Life Beyond the LoopThat loony Fertle family is on hiatus until September, so instead you'll just have to content yourself with Radio Music Theatre's hilarious parody Life Beyond the Loop. The show is as bracing as a headfirst dunk into a bucket of ice water. Here, the superb comic trio (author Steve Farrell, Vicki Farrell and Rich Mills -- with sound- and music-effects wizards Mark Cain and Pat Southard) takes us to Houston-area planned community Precious Trees and proceeds to shake out enough nuts to feed the elephants at the zoo. Among the numerous topical items and persons expertly lambasted: our new accident-prone Metro, the unstoppable developer Tilman Fertitta, the nudie bar/restaurant Kajankers, George and Barbara Bush, the sleazy televangelist Jiffy Dillman and the incompetent Spy Eye News, with its consumer advocate Damuel Madd ("I'm Dam Madd"). There's a plot -- there's always a good plot at RMT's three-ring circus -- but it's only an excuse for timely gags, razor-sharp timing and brilliant song parodies. And let's not forget the Margaret Mueller Miller Mitchell...something, something...Pavilion, the "instant damnation" of Al Franken, Uncle Dan's insane furniture commercials and the dessert of choice at Precious Trees: pudding! Through August 28. 2623 Colquitt, 713-522-7722.

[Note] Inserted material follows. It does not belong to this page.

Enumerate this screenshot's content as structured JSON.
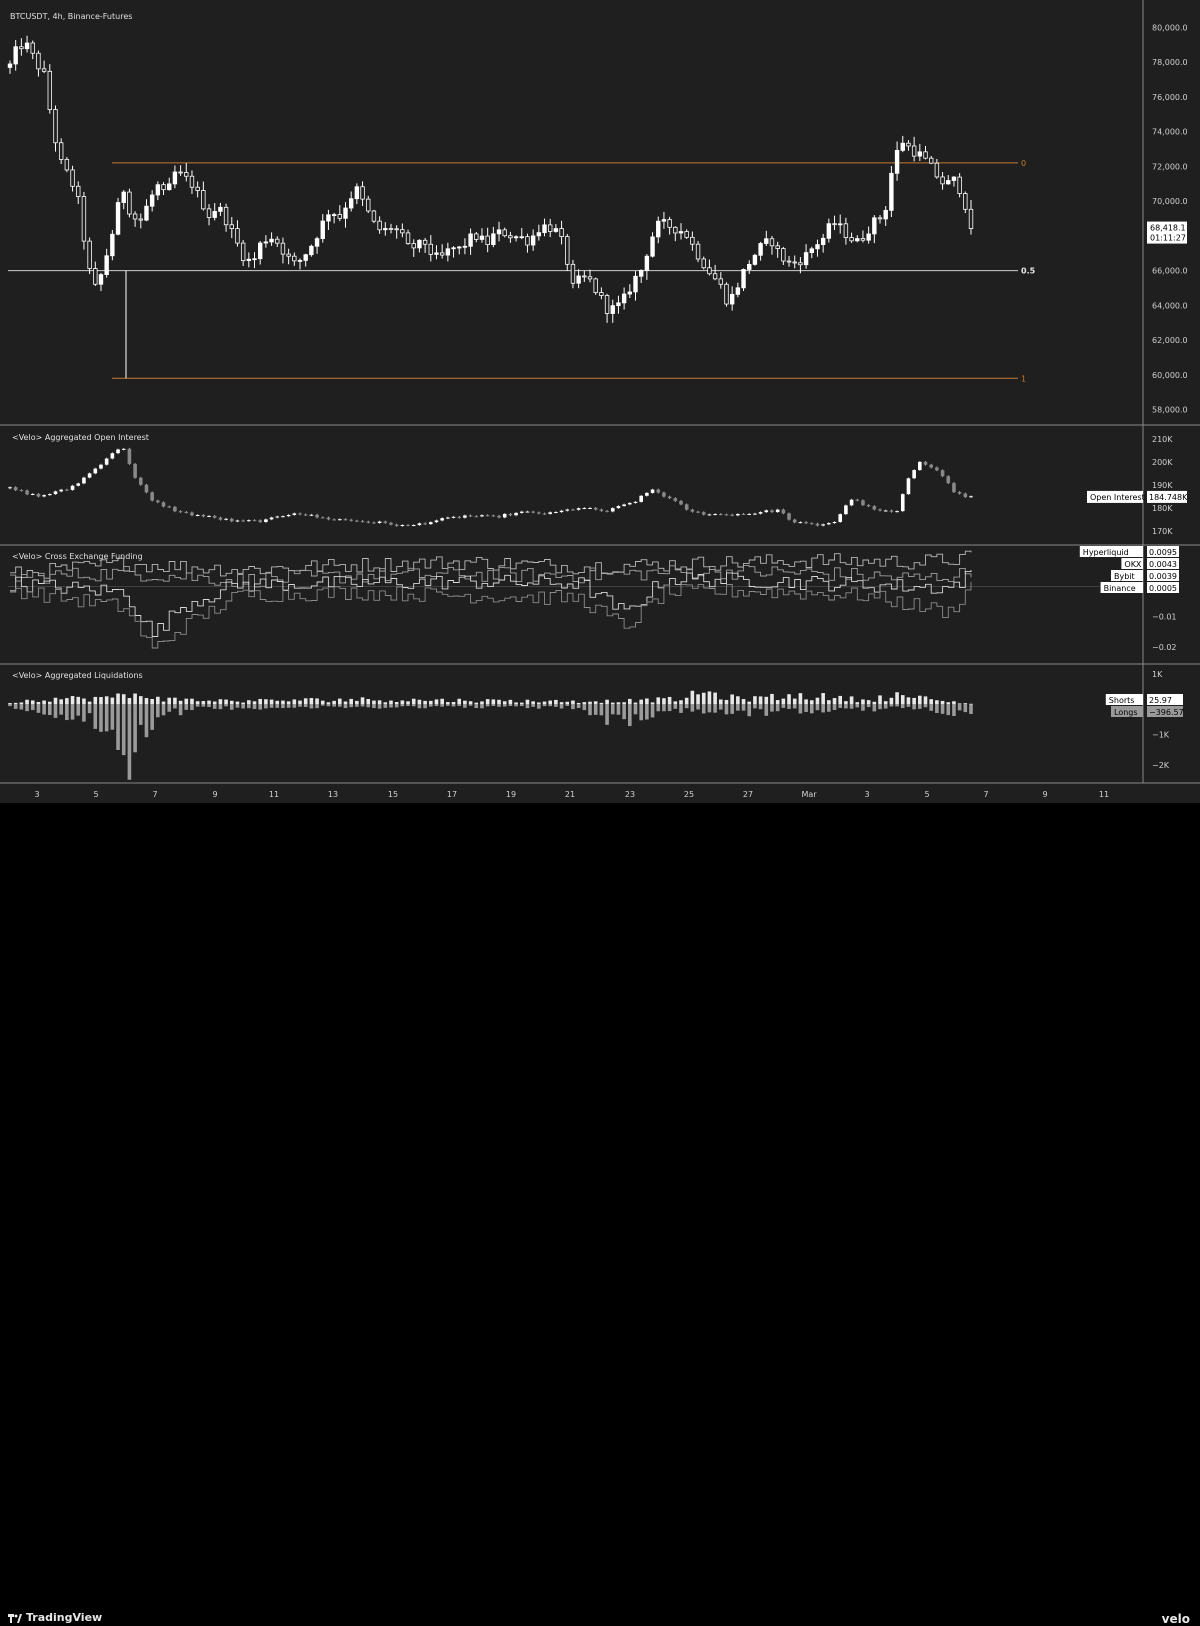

Seussical Billed as a family show, Seussical really is for kids, especially as it plays out at Main Street Theater -- that is, with virtually no irony. Still, there's a lot here for the adults in the audience to enjoy. Lynn Ahrens and Stephen Flaherty's lovely score and libretto are influenced by everything from R&B to Caribbean beats, and the music sticks with you in a happy way, long after the show is over. The familiar characters are charming in the hands of this wonderfully capable cast. The Cat in the Hat, played by the rubbery actor who goes by the single name of JOHNSON (some might remember him as the more ordinary-named Jef Johnson), slithers out on to the stage on his belly, leaps about on red suede shoes and flings himself through the audience, much to the delight of nearby kids. There's also a Who-boy named JoJo, played by Trey Stoker, who could charm any adult. He bounces about the stage as if his feet were made of springs, and sings with gutsy little-boy muscle, flinging his fists out and pitching his head back. And, of course, at the center of all the Seussical strangeness is Kregg Alan Dailey's lumbering yet gentle Horton the Elephant, who is good, kind and true to his word wherever he goes. Dailey inhabits Horton with such disarming honesty that even the Grinchiest grown-up will find himself smitten with the elephant's troubles. Through July 18. 4617 Montrose Blvd., 713-524-6706.